Saved data entries:
+---+

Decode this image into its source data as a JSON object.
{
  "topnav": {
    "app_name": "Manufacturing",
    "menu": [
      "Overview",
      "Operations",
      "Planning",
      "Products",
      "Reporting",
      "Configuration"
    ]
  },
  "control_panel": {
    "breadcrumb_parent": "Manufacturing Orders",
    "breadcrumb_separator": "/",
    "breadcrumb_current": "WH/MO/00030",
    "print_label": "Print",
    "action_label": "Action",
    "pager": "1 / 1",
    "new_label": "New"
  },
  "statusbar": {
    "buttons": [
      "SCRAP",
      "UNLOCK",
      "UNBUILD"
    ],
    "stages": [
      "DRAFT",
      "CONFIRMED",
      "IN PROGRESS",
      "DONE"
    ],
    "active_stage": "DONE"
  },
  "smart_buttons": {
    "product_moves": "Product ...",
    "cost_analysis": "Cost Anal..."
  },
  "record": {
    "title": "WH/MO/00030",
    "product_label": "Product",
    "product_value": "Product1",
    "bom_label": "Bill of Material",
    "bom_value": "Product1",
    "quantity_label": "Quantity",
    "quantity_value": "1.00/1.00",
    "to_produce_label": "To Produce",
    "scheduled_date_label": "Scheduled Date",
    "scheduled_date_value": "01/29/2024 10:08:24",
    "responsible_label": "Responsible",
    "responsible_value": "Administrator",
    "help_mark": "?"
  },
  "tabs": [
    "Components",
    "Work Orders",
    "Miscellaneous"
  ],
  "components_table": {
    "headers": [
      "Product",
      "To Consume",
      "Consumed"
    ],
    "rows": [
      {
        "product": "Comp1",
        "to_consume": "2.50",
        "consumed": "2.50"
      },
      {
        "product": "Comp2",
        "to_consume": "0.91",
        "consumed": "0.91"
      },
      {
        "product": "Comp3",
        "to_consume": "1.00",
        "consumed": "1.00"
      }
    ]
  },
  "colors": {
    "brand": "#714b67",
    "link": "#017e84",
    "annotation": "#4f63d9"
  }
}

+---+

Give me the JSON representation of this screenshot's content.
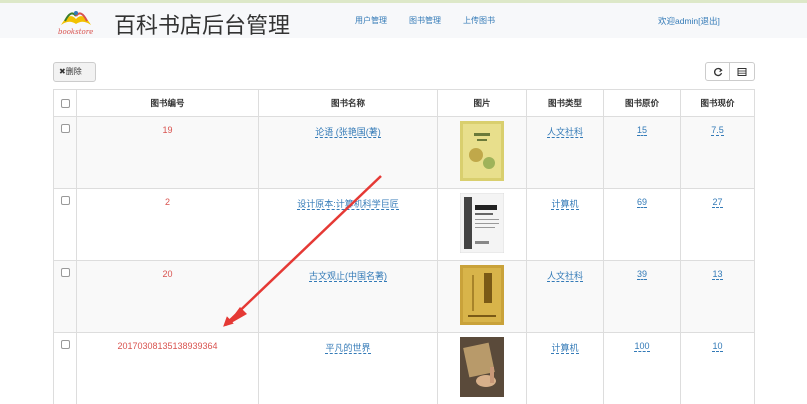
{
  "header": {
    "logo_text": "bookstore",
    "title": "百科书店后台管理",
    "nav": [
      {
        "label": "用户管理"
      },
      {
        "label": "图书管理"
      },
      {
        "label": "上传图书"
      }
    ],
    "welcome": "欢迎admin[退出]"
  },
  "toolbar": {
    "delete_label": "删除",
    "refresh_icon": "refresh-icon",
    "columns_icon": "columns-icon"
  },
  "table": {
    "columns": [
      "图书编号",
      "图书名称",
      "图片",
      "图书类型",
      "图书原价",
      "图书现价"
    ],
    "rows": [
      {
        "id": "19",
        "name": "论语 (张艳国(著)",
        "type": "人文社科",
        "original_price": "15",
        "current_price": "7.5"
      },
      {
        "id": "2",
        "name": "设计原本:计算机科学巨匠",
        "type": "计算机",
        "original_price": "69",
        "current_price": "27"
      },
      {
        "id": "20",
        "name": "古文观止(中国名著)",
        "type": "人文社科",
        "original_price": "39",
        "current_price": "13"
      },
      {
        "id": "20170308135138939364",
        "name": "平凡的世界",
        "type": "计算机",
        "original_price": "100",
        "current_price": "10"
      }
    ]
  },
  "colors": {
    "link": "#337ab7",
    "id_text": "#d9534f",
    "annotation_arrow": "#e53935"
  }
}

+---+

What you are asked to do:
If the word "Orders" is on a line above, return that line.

Exercise response:
    "breadcrumb_parent": "Manufacturing Orders",
    "Work Orders",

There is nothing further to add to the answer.